Task instructions -
All lines in the records that carry the string "icon" are to be shown.

Records supplied -
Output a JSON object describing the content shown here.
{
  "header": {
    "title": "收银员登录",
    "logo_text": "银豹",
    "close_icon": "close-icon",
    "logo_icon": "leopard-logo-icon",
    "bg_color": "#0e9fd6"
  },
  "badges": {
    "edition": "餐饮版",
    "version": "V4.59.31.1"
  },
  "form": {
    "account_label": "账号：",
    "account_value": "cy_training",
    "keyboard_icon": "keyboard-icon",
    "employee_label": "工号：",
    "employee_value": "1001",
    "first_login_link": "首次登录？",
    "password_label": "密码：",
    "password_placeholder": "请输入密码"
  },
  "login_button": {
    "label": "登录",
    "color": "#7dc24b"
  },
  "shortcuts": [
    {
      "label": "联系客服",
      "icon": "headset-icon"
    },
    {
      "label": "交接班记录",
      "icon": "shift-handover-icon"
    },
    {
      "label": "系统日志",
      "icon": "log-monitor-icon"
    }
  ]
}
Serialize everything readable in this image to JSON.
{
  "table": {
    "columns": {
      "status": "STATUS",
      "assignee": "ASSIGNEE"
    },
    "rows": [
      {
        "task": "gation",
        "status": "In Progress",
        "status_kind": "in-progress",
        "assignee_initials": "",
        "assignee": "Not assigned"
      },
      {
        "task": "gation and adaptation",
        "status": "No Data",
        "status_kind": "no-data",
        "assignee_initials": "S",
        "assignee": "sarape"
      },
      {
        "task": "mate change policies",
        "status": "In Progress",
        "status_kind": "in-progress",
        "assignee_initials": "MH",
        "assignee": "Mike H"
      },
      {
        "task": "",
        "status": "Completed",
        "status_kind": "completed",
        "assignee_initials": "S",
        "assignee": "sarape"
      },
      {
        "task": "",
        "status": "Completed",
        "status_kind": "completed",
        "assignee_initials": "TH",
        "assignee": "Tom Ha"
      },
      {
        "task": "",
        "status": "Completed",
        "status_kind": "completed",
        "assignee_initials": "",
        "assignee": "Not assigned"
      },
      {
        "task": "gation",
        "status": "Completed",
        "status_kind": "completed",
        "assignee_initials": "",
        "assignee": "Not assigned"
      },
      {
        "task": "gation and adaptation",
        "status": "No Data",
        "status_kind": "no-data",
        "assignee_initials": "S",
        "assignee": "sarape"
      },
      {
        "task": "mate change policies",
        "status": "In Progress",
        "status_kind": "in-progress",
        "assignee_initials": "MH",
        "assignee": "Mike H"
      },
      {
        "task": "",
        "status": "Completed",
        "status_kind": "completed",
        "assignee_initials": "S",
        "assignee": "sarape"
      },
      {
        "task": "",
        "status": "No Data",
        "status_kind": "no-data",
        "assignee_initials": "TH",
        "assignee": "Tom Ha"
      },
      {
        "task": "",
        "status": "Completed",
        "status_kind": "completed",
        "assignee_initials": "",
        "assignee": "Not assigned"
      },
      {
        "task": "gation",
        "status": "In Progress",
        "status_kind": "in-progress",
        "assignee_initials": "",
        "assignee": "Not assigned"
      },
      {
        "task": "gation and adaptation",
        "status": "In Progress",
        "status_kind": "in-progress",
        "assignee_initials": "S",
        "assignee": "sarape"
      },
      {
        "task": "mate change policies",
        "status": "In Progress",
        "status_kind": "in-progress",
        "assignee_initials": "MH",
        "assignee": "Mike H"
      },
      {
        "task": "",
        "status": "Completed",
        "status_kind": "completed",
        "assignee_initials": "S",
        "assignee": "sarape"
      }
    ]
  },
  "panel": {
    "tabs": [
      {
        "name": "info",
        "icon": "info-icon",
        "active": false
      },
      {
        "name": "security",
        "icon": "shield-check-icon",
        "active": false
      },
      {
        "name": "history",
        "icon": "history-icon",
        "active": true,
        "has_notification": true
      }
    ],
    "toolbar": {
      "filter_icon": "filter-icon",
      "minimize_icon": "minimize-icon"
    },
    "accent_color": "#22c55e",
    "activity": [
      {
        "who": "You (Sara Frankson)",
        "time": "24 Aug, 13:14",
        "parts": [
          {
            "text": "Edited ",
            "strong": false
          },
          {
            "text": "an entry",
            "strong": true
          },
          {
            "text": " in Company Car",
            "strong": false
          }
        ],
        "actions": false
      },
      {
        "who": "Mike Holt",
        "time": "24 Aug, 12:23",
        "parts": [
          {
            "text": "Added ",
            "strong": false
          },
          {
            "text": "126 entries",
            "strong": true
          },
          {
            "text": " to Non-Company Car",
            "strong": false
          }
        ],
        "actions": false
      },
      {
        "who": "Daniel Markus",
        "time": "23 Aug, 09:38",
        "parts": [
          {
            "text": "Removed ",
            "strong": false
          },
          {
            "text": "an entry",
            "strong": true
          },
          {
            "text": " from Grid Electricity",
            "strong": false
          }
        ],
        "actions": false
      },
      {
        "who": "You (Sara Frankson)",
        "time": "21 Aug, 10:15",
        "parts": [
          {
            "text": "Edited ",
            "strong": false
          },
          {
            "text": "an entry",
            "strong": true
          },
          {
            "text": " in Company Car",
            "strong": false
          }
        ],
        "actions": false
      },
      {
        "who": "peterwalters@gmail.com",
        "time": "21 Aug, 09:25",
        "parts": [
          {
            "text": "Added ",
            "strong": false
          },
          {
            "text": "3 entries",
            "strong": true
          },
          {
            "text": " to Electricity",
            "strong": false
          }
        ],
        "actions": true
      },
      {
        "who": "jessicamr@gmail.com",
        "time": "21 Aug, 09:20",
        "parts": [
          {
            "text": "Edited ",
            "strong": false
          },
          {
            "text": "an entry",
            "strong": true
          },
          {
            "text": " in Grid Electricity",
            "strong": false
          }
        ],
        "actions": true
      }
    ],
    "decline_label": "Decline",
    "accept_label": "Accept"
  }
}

Solution for this problem -
    "close_icon": "close-icon",
    "logo_icon": "leopard-logo-icon",
    "keyboard_icon": "keyboard-icon",
      "icon": "headset-icon"
      "icon": "shift-handover-icon"
      "icon": "log-monitor-icon"
        "icon": "info-icon",
        "icon": "shield-check-icon",
        "icon": "history-icon",
      "filter_icon": "filter-icon",
      "minimize_icon": "minimize-icon"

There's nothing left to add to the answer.